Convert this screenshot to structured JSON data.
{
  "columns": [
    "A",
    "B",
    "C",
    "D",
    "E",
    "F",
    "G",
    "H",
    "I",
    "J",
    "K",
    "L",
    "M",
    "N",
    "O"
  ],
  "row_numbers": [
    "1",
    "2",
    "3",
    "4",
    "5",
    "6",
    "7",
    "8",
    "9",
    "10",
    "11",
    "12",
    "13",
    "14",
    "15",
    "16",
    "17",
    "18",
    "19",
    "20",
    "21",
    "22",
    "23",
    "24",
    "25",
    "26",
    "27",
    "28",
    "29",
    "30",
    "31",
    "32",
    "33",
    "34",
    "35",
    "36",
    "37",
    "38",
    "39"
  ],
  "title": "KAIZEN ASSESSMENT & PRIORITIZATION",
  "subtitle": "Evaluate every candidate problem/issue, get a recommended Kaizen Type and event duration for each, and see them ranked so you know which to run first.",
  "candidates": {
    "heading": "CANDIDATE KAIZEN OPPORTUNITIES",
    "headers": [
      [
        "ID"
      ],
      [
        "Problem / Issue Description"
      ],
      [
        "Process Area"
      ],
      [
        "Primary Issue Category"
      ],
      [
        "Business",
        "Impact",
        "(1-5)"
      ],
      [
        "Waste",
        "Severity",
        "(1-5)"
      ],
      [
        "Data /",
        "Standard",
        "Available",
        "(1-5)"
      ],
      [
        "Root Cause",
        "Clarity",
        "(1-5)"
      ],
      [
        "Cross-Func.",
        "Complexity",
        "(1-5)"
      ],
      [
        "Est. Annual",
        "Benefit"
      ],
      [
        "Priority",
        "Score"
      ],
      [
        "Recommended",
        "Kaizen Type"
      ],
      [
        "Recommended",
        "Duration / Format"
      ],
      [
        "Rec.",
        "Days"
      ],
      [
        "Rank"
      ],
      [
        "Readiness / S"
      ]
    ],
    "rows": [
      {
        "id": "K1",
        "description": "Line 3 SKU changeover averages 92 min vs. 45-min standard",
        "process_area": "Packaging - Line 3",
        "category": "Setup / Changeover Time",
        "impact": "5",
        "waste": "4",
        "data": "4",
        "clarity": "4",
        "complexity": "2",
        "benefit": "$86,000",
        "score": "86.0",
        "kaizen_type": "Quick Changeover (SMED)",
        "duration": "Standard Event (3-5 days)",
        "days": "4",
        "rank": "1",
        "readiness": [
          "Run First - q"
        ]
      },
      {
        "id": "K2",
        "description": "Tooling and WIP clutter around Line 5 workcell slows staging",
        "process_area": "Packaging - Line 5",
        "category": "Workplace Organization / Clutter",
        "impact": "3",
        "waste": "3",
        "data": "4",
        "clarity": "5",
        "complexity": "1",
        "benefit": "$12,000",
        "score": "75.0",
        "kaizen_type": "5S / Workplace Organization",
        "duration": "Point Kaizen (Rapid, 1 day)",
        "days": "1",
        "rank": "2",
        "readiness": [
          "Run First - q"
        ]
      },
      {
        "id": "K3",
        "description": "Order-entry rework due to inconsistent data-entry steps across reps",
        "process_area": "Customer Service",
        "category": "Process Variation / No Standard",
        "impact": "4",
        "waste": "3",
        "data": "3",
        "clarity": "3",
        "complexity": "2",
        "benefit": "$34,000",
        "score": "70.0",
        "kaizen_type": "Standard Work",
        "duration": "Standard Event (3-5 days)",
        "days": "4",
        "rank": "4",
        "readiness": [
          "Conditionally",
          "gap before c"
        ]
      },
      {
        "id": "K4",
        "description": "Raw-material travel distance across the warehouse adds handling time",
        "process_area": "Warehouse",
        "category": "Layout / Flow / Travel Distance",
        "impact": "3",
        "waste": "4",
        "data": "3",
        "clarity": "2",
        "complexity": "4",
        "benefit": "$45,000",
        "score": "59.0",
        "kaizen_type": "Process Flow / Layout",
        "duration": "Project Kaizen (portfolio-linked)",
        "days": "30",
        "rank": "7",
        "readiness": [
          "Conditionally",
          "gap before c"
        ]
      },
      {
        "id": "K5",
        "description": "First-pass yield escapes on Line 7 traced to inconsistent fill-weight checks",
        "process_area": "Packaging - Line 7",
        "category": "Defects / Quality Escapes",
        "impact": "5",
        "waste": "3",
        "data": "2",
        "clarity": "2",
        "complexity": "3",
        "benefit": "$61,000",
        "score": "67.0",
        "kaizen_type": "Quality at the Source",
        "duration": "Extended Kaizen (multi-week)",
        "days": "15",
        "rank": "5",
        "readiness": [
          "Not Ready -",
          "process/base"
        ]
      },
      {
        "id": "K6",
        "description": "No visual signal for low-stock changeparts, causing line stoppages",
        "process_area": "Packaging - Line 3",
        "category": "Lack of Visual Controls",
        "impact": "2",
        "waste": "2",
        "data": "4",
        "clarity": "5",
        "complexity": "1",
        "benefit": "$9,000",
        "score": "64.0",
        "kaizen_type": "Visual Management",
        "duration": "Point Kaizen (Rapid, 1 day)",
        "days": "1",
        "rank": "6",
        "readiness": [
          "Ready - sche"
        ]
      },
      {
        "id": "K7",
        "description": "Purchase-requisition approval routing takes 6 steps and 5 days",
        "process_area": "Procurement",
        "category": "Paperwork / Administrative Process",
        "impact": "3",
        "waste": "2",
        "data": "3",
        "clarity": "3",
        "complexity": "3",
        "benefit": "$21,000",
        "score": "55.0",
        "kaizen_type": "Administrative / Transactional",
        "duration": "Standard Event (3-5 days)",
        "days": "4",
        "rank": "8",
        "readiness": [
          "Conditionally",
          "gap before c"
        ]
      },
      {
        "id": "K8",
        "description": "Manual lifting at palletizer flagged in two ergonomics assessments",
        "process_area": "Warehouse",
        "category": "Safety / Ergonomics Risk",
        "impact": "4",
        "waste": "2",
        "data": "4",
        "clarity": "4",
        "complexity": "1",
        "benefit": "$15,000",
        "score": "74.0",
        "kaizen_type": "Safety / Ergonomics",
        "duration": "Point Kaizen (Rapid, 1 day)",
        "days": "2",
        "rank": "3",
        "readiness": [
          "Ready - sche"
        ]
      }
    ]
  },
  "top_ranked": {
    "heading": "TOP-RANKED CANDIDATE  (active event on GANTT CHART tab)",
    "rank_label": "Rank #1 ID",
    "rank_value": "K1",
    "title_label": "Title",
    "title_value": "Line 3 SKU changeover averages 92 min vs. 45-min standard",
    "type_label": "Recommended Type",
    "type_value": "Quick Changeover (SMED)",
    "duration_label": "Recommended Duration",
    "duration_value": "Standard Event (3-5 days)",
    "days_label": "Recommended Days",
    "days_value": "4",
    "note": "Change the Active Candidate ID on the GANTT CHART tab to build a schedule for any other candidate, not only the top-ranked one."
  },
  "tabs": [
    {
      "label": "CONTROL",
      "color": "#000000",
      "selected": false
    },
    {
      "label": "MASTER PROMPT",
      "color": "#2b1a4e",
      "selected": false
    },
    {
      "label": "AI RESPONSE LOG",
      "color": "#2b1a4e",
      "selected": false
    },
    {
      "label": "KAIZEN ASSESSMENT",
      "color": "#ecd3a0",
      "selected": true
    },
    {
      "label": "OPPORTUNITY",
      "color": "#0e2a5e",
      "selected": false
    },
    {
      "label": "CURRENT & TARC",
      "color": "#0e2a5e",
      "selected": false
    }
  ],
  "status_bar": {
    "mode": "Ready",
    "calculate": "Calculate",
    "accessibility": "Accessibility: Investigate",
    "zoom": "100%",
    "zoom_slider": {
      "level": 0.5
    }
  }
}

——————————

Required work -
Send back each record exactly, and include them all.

Response to the task -
Convert this screenshot to structured JSON data.
{
  "columns": [
    "A",
    "B",
    "C",
    "D",
    "E",
    "F",
    "G",
    "H",
    "I",
    "J",
    "K",
    "L",
    "M",
    "N",
    "O"
  ],
  "row_numbers": [
    "1",
    "2",
    "3",
    "4",
    "5",
    "6",
    "7",
    "8",
    "9",
    "10",
    "11",
    "12",
    "13",
    "14",
    "15",
    "16",
    "17",
    "18",
    "19",
    "20",
    "21",
    "22",
    "23",
    "24",
    "25",
    "26",
    "27",
    "28",
    "29",
    "30",
    "31",
    "32",
    "33",
    "34",
    "35",
    "36",
    "37",
    "38",
    "39"
  ],
  "title": "KAIZEN ASSESSMENT & PRIORITIZATION",
  "subtitle": "Evaluate every candidate problem/issue, get a recommended Kaizen Type and event duration for each, and see them ranked so you know which to run first.",
  "candidates": {
    "heading": "CANDIDATE KAIZEN OPPORTUNITIES",
    "headers": [
      [
        "ID"
      ],
      [
        "Problem / Issue Description"
      ],
      [
        "Process Area"
      ],
      [
        "Primary Issue Category"
      ],
      [
        "Business",
        "Impact",
        "(1-5)"
      ],
      [
        "Waste",
        "Severity",
        "(1-5)"
      ],
      [
        "Data /",
        "Standard",
        "Available",
        "(1-5)"
      ],
      [
        "Root Cause",
        "Clarity",
        "(1-5)"
      ],
      [
        "Cross-Func.",
        "Complexity",
        "(1-5)"
      ],
      [
        "Est. Annual",
        "Benefit"
      ],
      [
        "Priority",
        "Score"
      ],
      [
        "Recommended",
        "Kaizen Type"
      ],
      [
        "Recommended",
        "Duration / Format"
      ],
      [
        "Rec.",
        "Days"
      ],
      [
        "Rank"
      ],
      [
        "Readiness / S"
      ]
    ],
    "rows": [
      {
        "id": "K1",
        "description": "Line 3 SKU changeover averages 92 min vs. 45-min standard",
        "process_area": "Packaging - Line 3",
        "category": "Setup / Changeover Time",
        "impact": "5",
        "waste": "4",
        "data": "4",
        "clarity": "4",
        "complexity": "2",
        "benefit": "$86,000",
        "score": "86.0",
        "kaizen_type": "Quick Changeover (SMED)",
        "duration": "Standard Event (3-5 days)",
        "days": "4",
        "rank": "1",
        "readiness": [
          "Run First - q"
        ]
      },
      {
        "id": "K2",
        "description": "Tooling and WIP clutter around Line 5 workcell slows staging",
        "process_area": "Packaging - Line 5",
        "category": "Workplace Organization / Clutter",
        "impact": "3",
        "waste": "3",
        "data": "4",
        "clarity": "5",
        "complexity": "1",
        "benefit": "$12,000",
        "score": "75.0",
        "kaizen_type": "5S / Workplace Organization",
        "duration": "Point Kaizen (Rapid, 1 day)",
        "days": "1",
        "rank": "2",
        "readiness": [
          "Run First - q"
        ]
      },
      {
        "id": "K3",
        "description": "Order-entry rework due to inconsistent data-entry steps across reps",
        "process_area": "Customer Service",
        "category": "Process Variation / No Standard",
        "impact": "4",
        "waste": "3",
        "data": "3",
        "clarity": "3",
        "complexity": "2",
        "benefit": "$34,000",
        "score": "70.0",
        "kaizen_type": "Standard Work",
        "duration": "Standard Event (3-5 days)",
        "days": "4",
        "rank": "4",
        "readiness": [
          "Conditionally",
          "gap before c"
        ]
      },
      {
        "id": "K4",
        "description": "Raw-material travel distance across the warehouse adds handling time",
        "process_area": "Warehouse",
        "category": "Layout / Flow / Travel Distance",
        "impact": "3",
        "waste": "4",
        "data": "3",
        "clarity": "2",
        "complexity": "4",
        "benefit": "$45,000",
        "score": "59.0",
        "kaizen_type": "Process Flow / Layout",
        "duration": "Project Kaizen (portfolio-linked)",
        "days": "30",
        "rank": "7",
        "readiness": [
          "Conditionally",
          "gap before c"
        ]
      },
      {
        "id": "K5",
        "description": "First-pass yield escapes on Line 7 traced to inconsistent fill-weight checks",
        "process_area": "Packaging - Line 7",
        "category": "Defects / Quality Escapes",
        "impact": "5",
        "waste": "3",
        "data": "2",
        "clarity": "2",
        "complexity": "3",
        "benefit": "$61,000",
        "score": "67.0",
        "kaizen_type": "Quality at the Source",
        "duration": "Extended Kaizen (multi-week)",
        "days": "15",
        "rank": "5",
        "readiness": [
          "Not Ready -",
          "process/base"
        ]
      },
      {
        "id": "K6",
        "description": "No visual signal for low-stock changeparts, causing line stoppages",
        "process_area": "Packaging - Line 3",
        "category": "Lack of Visual Controls",
        "impact": "2",
        "waste": "2",
        "data": "4",
        "clarity": "5",
        "complexity": "1",
        "benefit": "$9,000",
        "score": "64.0",
        "kaizen_type": "Visual Management",
        "duration": "Point Kaizen (Rapid, 1 day)",
        "days": "1",
        "rank": "6",
        "readiness": [
          "Ready - sche"
        ]
      },
      {
        "id": "K7",
        "description": "Purchase-requisition approval routing takes 6 steps and 5 days",
        "process_area": "Procurement",
        "category": "Paperwork / Administrative Process",
        "impact": "3",
        "waste": "2",
        "data": "3",
        "clarity": "3",
        "complexity": "3",
        "benefit": "$21,000",
        "score": "55.0",
        "kaizen_type": "Administrative / Transactional",
        "duration": "Standard Event (3-5 days)",
        "days": "4",
        "rank": "8",
        "readiness": [
          "Conditionally",
          "gap before c"
        ]
      },
      {
        "id": "K8",
        "description": "Manual lifting at palletizer flagged in two ergonomics assessments",
        "process_area": "Warehouse",
        "category": "Safety / Ergonomics Risk",
        "impact": "4",
        "waste": "2",
        "data": "4",
        "clarity": "4",
        "complexity": "1",
        "benefit": "$15,000",
        "score": "74.0",
        "kaizen_type": "Safety / Ergonomics",
        "duration": "Point Kaizen (Rapid, 1 day)",
        "days": "2",
        "rank": "3",
        "readiness": [
          "Ready - sche"
        ]
      }
    ]
  },
  "top_ranked": {
    "heading": "TOP-RANKED CANDIDATE  (active event on GANTT CHART tab)",
    "rank_label": "Rank #1 ID",
    "rank_value": "K1",
    "title_label": "Title",
    "title_value": "Line 3 SKU changeover averages 92 min vs. 45-min standard",
    "type_label": "Recommended Type",
    "type_value": "Quick Changeover (SMED)",
    "duration_label": "Recommended Duration",
    "duration_value": "Standard Event (3-5 days)",
    "days_label": "Recommended Days",
    "days_value": "4",
    "note": "Change the Active Candidate ID on the GANTT CHART tab to build a schedule for any other candidate, not only the top-ranked one."
  },
  "tabs": [
    {
      "label": "CONTROL",
      "color": "#000000",
      "selected": false
    },
    {
      "label": "MASTER PROMPT",
      "color": "#2b1a4e",
      "selected": false
    },
    {
      "label": "AI RESPONSE LOG",
      "color": "#2b1a4e",
      "selected": false
    },
    {
      "label": "KAIZEN ASSESSMENT",
      "color": "#ecd3a0",
      "selected": true
    },
    {
      "label": "OPPORTUNITY",
      "color": "#0e2a5e",
      "selected": false
    },
    {
      "label": "CURRENT & TARC",
      "color": "#0e2a5e",
      "selected": false
    }
  ],
  "status_bar": {
    "mode": "Ready",
    "calculate": "Calculate",
    "accessibility": "Accessibility: Investigate",
    "zoom": "100%",
    "zoom_slider": {
      "level": 0.5
    }
  }
}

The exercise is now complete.